"Protractors - War" showing 1 items.
- This yellow xylonite (celluloid-like plastic) rectangular protractor is contained in a paper wrapper marked: MILITARY PROTRACTOR (/) MADE BY (/) KEUFFEL & ESSER CO. (/) NEW YORK. It is divided by degree and marked by tens from 10° to 170° and from 190° to 350°, both in the clockwise direction. An arrow points to the origin point. A small hole near the 160° mark permits a weight to be suspended so that the protractor functions as a rough clinometer, to measure angles of elevation or slope.
- Four slope scales appear on the bottom edge of the instrument. These allow draftsmen to read or draw topographical contours indicating slopes in landforms of 7° and 3-1/2°; 8°, 4°, 2°, and 1°; 10°, 5°, and 2-1/2°; and 12°, 6°, 3°, and 1-1/2°, respectively. The scales for each set of slope measurements are not indicated, but they presumably are standard scales for American military engineering, such as 1:63,360 and 1:25,000.
- A scale of inches divided to tenths and marked by ones from 0" to 5" appears on the interior of the protractor. Below that scale are three scales for 1", 3", and 6" to the mile, respectively. Each scale is divided in 100-yard increments. The first is marked by thousands of yards from 1,000 to 8,000; the second is marked by 500 yards from 500 to 2,500; and the third is marked by 500 yards from 500 to 1,000.
- Maker's and owner's marks are near the lower edge: KEUFFEL & ESSER CO.; NEW YORK; ENG. DEPT. U.S.A. 1918. The United States Engineering Department was part of the U.S. Army Corps of Engineers in the 19th and 20th centuries. K&E began to sell this form of military protractor between 1916 and 1921, so this object may have been in use during World War I (as the markings suggest). In 1936, the protractor cost $3.50. The design of the instrument changed again between 1936 and 1943. K&E noted in the 1943 catalog that the changed form was manufactured according to the specifications of the Corps of Engineers.
- See also 1977.1141.08 and 1977.1141.09.
- References: Norman J. W. Thrower and Ronald U. Cooke, "Scales for Determining Slope from Topographic Maps," The Professional Geographer 20, no. 3 (1968): 181–186; Catalogue of Keuffel & Esser, 34th ed. (New York, 1913), 172; Catalogue of Keuffel & Esser, 35th ed. (New York, 1916), 172; Catalogue of Keuffel & Esser, 36th ed. (New York, 1921), 119; Catalogue of Keuffel & Esser, 38th ed. (New York, 1936), 203; Catalogue of Keuffel & Esser, 39th ed. (New York, 1943), 110. Although the illustration is correct in the 1921 catalog, the description is of the form advertised in the 1913 and 1916 catalogs.
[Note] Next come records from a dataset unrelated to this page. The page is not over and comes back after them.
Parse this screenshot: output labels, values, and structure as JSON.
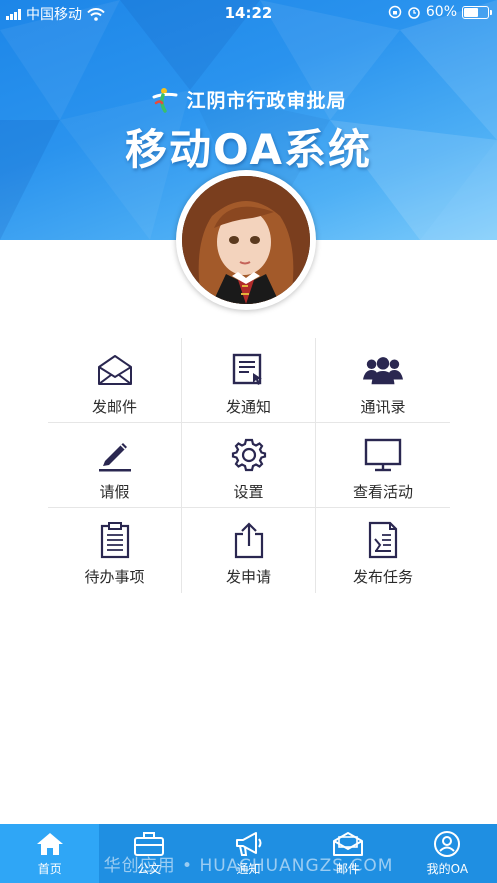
{
  "status_bar": {
    "carrier": "中国移动",
    "time": "14:22",
    "battery": "60%"
  },
  "header": {
    "org_name": "江阴市行政审批局",
    "app_title": "移动OA系统"
  },
  "menu": [
    {
      "label": "发邮件",
      "icon": "envelope-icon"
    },
    {
      "label": "发通知",
      "icon": "notice-document-icon"
    },
    {
      "label": "通讯录",
      "icon": "contacts-group-icon"
    },
    {
      "label": "请假",
      "icon": "pencil-icon"
    },
    {
      "label": "设置",
      "icon": "gear-icon"
    },
    {
      "label": "查看活动",
      "icon": "monitor-icon"
    },
    {
      "label": "待办事项",
      "icon": "clipboard-icon"
    },
    {
      "label": "发申请",
      "icon": "share-upload-icon"
    },
    {
      "label": "发布任务",
      "icon": "task-document-icon"
    }
  ],
  "tabs": [
    {
      "label": "首页",
      "icon": "home-icon",
      "active": true
    },
    {
      "label": "公文",
      "icon": "briefcase-icon",
      "active": false
    },
    {
      "label": "通知",
      "icon": "megaphone-icon",
      "active": false
    },
    {
      "label": "邮件",
      "icon": "mail-icon",
      "active": false
    },
    {
      "label": "我的OA",
      "icon": "user-icon",
      "active": false
    }
  ],
  "watermark": "华创应用 • HUACHUANGZS.COM",
  "colors": {
    "header_blue": "#1d86e8",
    "tabbar_blue": "#1f8fe2",
    "tab_active": "#2fa6f6",
    "icon_navy": "#2a2750"
  }
}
The 1936 description matches the illustration printed in 1921 and 1936, as well as this example of the military protractor.
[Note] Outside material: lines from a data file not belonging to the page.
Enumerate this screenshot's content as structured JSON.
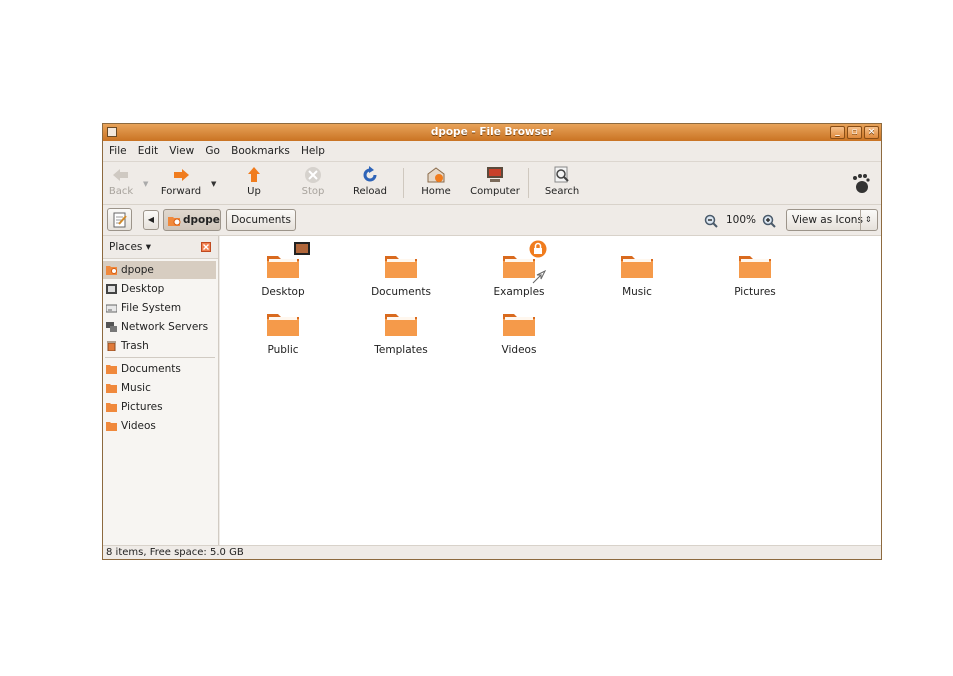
{
  "window": {
    "title": "dpope - File Browser"
  },
  "menu": [
    "File",
    "Edit",
    "View",
    "Go",
    "Bookmarks",
    "Help"
  ],
  "toolbar": {
    "back": "Back",
    "forward": "Forward",
    "up": "Up",
    "stop": "Stop",
    "reload": "Reload",
    "home": "Home",
    "computer": "Computer",
    "search": "Search"
  },
  "location": {
    "crumbs": [
      "dpope",
      "Documents"
    ],
    "zoom": "100%",
    "view_mode": "View as Icons"
  },
  "sidebar": {
    "header": "Places",
    "items": [
      "dpope",
      "Desktop",
      "File System",
      "Network Servers",
      "Trash"
    ],
    "bookmarks": [
      "Documents",
      "Music",
      "Pictures",
      "Videos"
    ]
  },
  "files": [
    "Desktop",
    "Documents",
    "Examples",
    "Music",
    "Pictures",
    "Public",
    "Templates",
    "Videos"
  ],
  "status": "8 items, Free space: 5.0 GB",
  "colors": {
    "titlebar": "#d98a3a",
    "folder": "#f0893c",
    "selection": "#d7cdc1"
  }
}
- Currently not on view
- date made
- ca 1918
- Keuffel & Esser Co.
- ID Number
- accession number
- catalog number
- Data Source
- National Museum of American History, Kenneth E. Behring Center